Todd’s upbringing made it hard for him to fit in. Every fall before school, his dad took him to the discount outlet store for a new wardrobe, purchasing pants that were a foot too long at the start of the year and inches too short by June. His mom, in rare moments of sobriety, would make months’ worth of sandwiches and freeze them for the countless days that he and his adopted younger sister fended for themselves. He still cringes when recalling the texture of a thawed egg salad sandwich squashed inside a saggy lunch bag. Most days at school, he ate alone.
The Cool Guy
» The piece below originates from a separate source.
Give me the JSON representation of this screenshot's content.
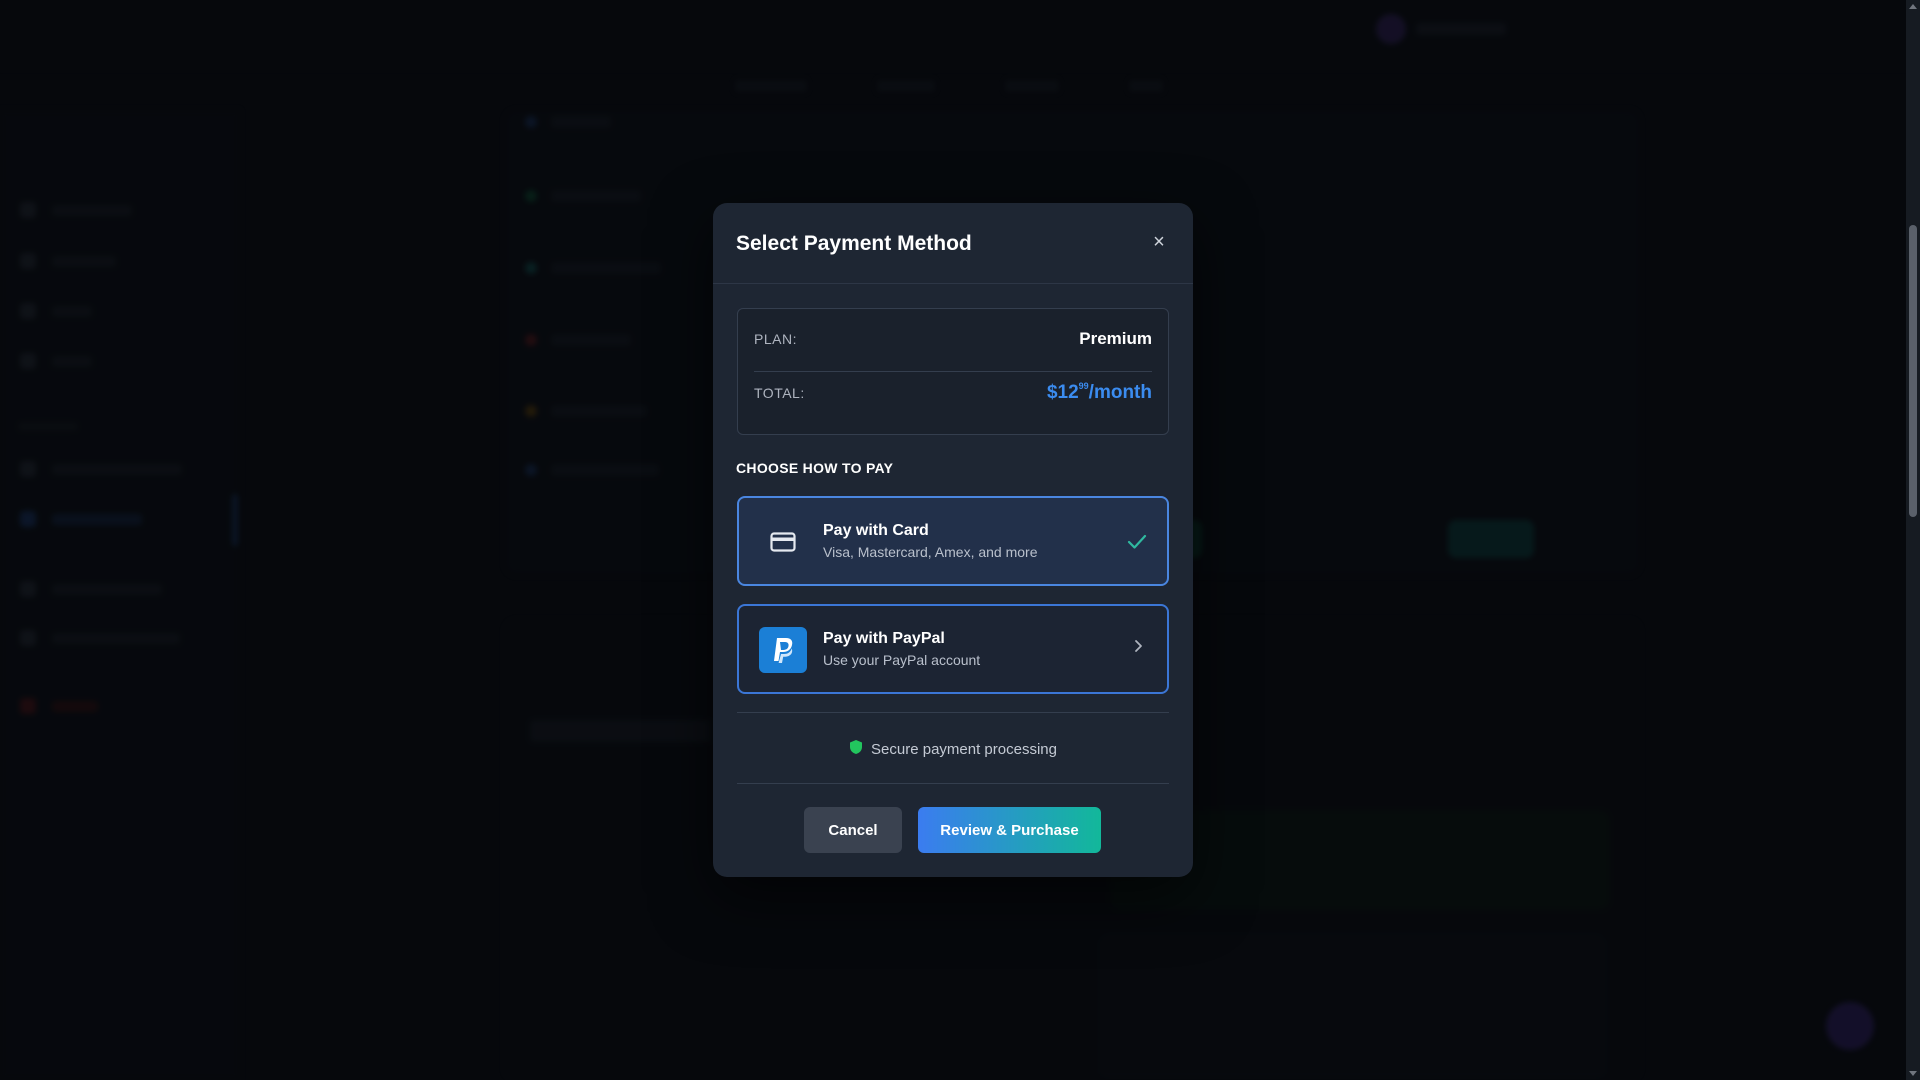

The summer before high school, Todd was sent to Sept-Iles to spend some time with extended family. It was the first exposure he had to living in normalcy, picking strawberries with cousins, staying in a home with laughter and smiles, not needing to be in a constantly hyper-vigilant state of anxiety and apprehension – “what was going to happen next”. Just before school started, he returned to discover that his parents were getting divorced (a relief after years of fighting). Mom was in rehab again and dad couldn’t take care of the kids while sorting out his affairs. So, Todd was thrust back into the foster system, everything he owned boxed up and thrown away. Within hours of returning home, he was living in a foster home of thirteen other boys – a different kind of chaos. Later that year, his father had a heart attack and passed away. At 15, “home” as he knew it was gone.
In the midst of this, Todd figured out that he was truly on his own and needed to find his own way. He got a job at Harveys and the pay cheque offered him a better wardrobe, one that actually fit. He stopped parting his afro hair into a caucasian side-poof. Looking less like Gumby and more like a “regular guy”, he noticed that all the people who had bullied or ignored him for years now wanted to be his friend. Almost overnight, he’d gone from outcast to cool.
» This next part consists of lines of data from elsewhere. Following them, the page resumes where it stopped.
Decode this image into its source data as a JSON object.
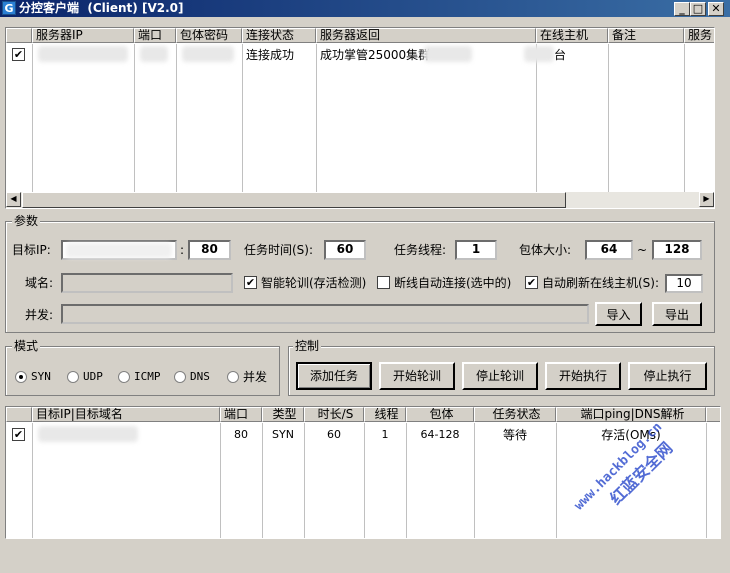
{
  "window": {
    "title": "分控客户端  (Client) [V2.0]",
    "app_icon": "G",
    "minimize": "_",
    "maximize": "□",
    "close": "✕"
  },
  "server_list": {
    "columns": [
      "服务器IP",
      "端口",
      "包体密码",
      "连接状态",
      "服务器返回",
      "在线主机",
      "备注",
      "服务"
    ],
    "rows": [
      {
        "checked": true,
        "check_glyph": "✔",
        "ip": "",
        "port": "",
        "password": "",
        "status": "连接成功",
        "response": "成功掌管25000集群",
        "online": "台",
        "note": ""
      }
    ],
    "scroll_left": "◀",
    "scroll_right": "▶"
  },
  "params": {
    "title": "参数",
    "target_ip_label": "目标IP:",
    "colon": ":",
    "port": "80",
    "task_time_label": "任务时间(S):",
    "task_time": "60",
    "threads_label": "任务线程:",
    "threads": "1",
    "packet_size_label": "包体大小:",
    "packet_min": "64",
    "tilde": "~",
    "packet_max": "128",
    "domain_label": "域名:",
    "smart_poll_label": "智能轮训(存活检测)",
    "smart_poll_checked": true,
    "auto_reconnect_label": "断线自动连接(选中的)",
    "auto_reconnect_checked": false,
    "auto_refresh_label": "自动刷新在线主机(S):",
    "auto_refresh_checked": true,
    "auto_refresh": "10",
    "concurrent_label": "并发:",
    "import_btn": "导入",
    "export_btn": "导出"
  },
  "mode": {
    "title": "模式",
    "options": [
      "SYN",
      "UDP",
      "ICMP",
      "DNS",
      "并发"
    ],
    "selected": "SYN"
  },
  "control": {
    "title": "控制",
    "buttons": [
      "添加任务",
      "开始轮训",
      "停止轮训",
      "开始执行",
      "停止执行"
    ]
  },
  "task_list": {
    "columns": [
      "目标IP|目标域名",
      "端口",
      "类型",
      "时长/S",
      "线程",
      "包体",
      "任务状态",
      "端口ping|DNS解析"
    ],
    "rows": [
      {
        "checked": true,
        "target": "",
        "port": "80",
        "type": "SYN",
        "duration": "60",
        "threads": "1",
        "packet": "64-128",
        "status": "等待",
        "ping": "存活(OMs)"
      }
    ]
  },
  "watermark": {
    "line1": "www.hackblog.cn",
    "line2": "红蓝安全网"
  }
}
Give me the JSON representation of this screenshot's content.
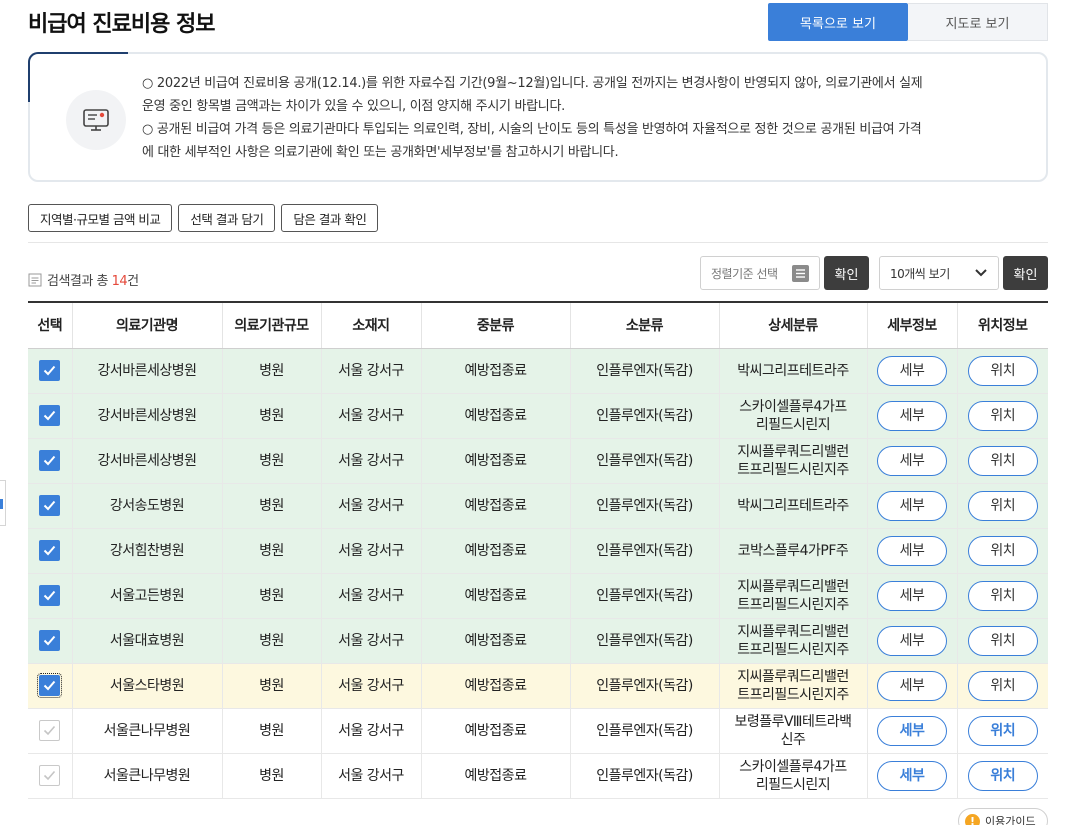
{
  "page_title": "비급여 진료비용 정보",
  "view_toggle": {
    "list_label": "목록으로 보기",
    "map_label": "지도로 보기"
  },
  "notice": {
    "line1": "○ 2022년 비급여 진료비용 공개(12.14.)를 위한 자료수집 기간(9월~12월)입니다. 공개일 전까지는 변경사항이 반영되지 않아, 의료기관에서 실제",
    "line2": "운영 중인 항목별 금액과는 차이가 있을 수 있으니, 이점 양지해 주시기 바랍니다.",
    "line3": "○ 공개된 비급여 가격 등은 의료기관마다 투입되는 의료인력, 장비, 시술의 난이도 등의 특성을 반영하여 자율적으로 정한 것으로 공개된 비급여 가격",
    "line4": "에 대한 세부적인 사항은 의료기관에 확인 또는 공개화면'세부정보'를 참고하시기 바랍니다."
  },
  "tool_buttons": {
    "compare": "지역별·규모별 금액 비교",
    "save": "선택 결과 담기",
    "saved": "담은 결과 확인"
  },
  "result": {
    "prefix": "검색결과 총 ",
    "count": "14",
    "suffix": "건"
  },
  "sort": {
    "placeholder": "정렬기준 선택",
    "confirm": "확인"
  },
  "page_size": {
    "value": "10개씩 보기",
    "confirm": "확인"
  },
  "columns": [
    "선택",
    "의료기관명",
    "의료기관규모",
    "소재지",
    "중분류",
    "소분류",
    "상세분류",
    "세부정보",
    "위치정보"
  ],
  "rows": [
    {
      "checked": true,
      "name": "강서바른세상병원",
      "scale": "병원",
      "location": "서울 강서구",
      "mid": "예방접종료",
      "sub": "인플루엔자(독감)",
      "detail": "박씨그리프테트라주",
      "detail_btn": "세부",
      "loc_btn": "위치"
    },
    {
      "checked": true,
      "name": "강서바른세상병원",
      "scale": "병원",
      "location": "서울 강서구",
      "mid": "예방접종료",
      "sub": "인플루엔자(독감)",
      "detail": "스카이셀플루4가프\n리필드시린지",
      "detail_btn": "세부",
      "loc_btn": "위치"
    },
    {
      "checked": true,
      "name": "강서바른세상병원",
      "scale": "병원",
      "location": "서울 강서구",
      "mid": "예방접종료",
      "sub": "인플루엔자(독감)",
      "detail": "지씨플루쿼드리밸런\n트프리필드시린지주",
      "detail_btn": "세부",
      "loc_btn": "위치"
    },
    {
      "checked": true,
      "name": "강서송도병원",
      "scale": "병원",
      "location": "서울 강서구",
      "mid": "예방접종료",
      "sub": "인플루엔자(독감)",
      "detail": "박씨그리프테트라주",
      "detail_btn": "세부",
      "loc_btn": "위치"
    },
    {
      "checked": true,
      "name": "강서힘찬병원",
      "scale": "병원",
      "location": "서울 강서구",
      "mid": "예방접종료",
      "sub": "인플루엔자(독감)",
      "detail": "코박스플루4가PF주",
      "detail_btn": "세부",
      "loc_btn": "위치"
    },
    {
      "checked": true,
      "name": "서울고든병원",
      "scale": "병원",
      "location": "서울 강서구",
      "mid": "예방접종료",
      "sub": "인플루엔자(독감)",
      "detail": "지씨플루쿼드리밸런\n트프리필드시린지주",
      "detail_btn": "세부",
      "loc_btn": "위치"
    },
    {
      "checked": true,
      "name": "서울대효병원",
      "scale": "병원",
      "location": "서울 강서구",
      "mid": "예방접종료",
      "sub": "인플루엔자(독감)",
      "detail": "지씨플루쿼드리밸런\n트프리필드시린지주",
      "detail_btn": "세부",
      "loc_btn": "위치"
    },
    {
      "checked": true,
      "name": "서울스타병원",
      "scale": "병원",
      "location": "서울 강서구",
      "mid": "예방접종료",
      "sub": "인플루엔자(독감)",
      "detail": "지씨플루쿼드리밸런\n트프리필드시린지주",
      "detail_btn": "세부",
      "loc_btn": "위치"
    },
    {
      "checked": false,
      "name": "서울큰나무병원",
      "scale": "병원",
      "location": "서울 강서구",
      "mid": "예방접종료",
      "sub": "인플루엔자(독감)",
      "detail": "보령플루Ⅷ테트라백\n신주",
      "detail_btn": "세부",
      "loc_btn": "위치"
    },
    {
      "checked": false,
      "name": "서울큰나무병원",
      "scale": "병원",
      "location": "서울 강서구",
      "mid": "예방접종료",
      "sub": "인플루엔자(독감)",
      "detail": "스카이셀플루4가프\n리필드시린지",
      "detail_btn": "세부",
      "loc_btn": "위치"
    }
  ],
  "guide_label": "이용가이드",
  "colors": {
    "primary": "#3a7fd9",
    "selected_row": "#e5f3e8",
    "hover_row": "#fdf8df",
    "count_red": "#e5493b",
    "dark_button": "#3d3d3d"
  }
}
We all remember those coming of age movies where the geek becomes popular – Sixteen Candles, Almost Famous… Todd’s story could have played out the same, the quintessential tale of transformation. Whether it was the hard knocks he’d experienced or just who he is and has always been, he wasn’t interested in the fairy tale. He could see how others treated him better when he looked a certain way even though he was still the same guy he’d always been. The only thing different was how he was perceived. The story that others knew. Todd recalls how fake the attention felt. He wanted nothing to do with being defined by others. He instead chose to hang out with a few who thought the way he thought and didn’t need the pull of the crowd to feel important.
The Story Within the Story
There are more chapters to Todd’s story, chapters that got worse before they got better. Those chapters are for another day. The story of what happened to him and around him isn’t really the Story. They’re just the circumstances. The story that defined him – that defines all of us – was the one inside his head – the beliefs he held about himself and the world around him. He learned at a young age and never forgot that people will always chase what they perceive to be cool. Don’t get caught up in it. That does not define you. Choose wisely and well where you invest your time and with whom, from friendships to races to the person with whom you share your life. The only thing that needs to make sense is what makes sense to you. Be undefined by others.
And for those of us who only know our stories, learn the back stories of others. Get to know the quiet runner in the mid-pack who doesn’t say much but smiles all the way to her eyes. Chat with the new guy who shows up wearing sneakers and a pack of cigarettes rolled up in the sleeve of his cotton tee. Learn their stories. Tell yours. Don’t define others by what you’ve known – re-define your view of the world by what you learn.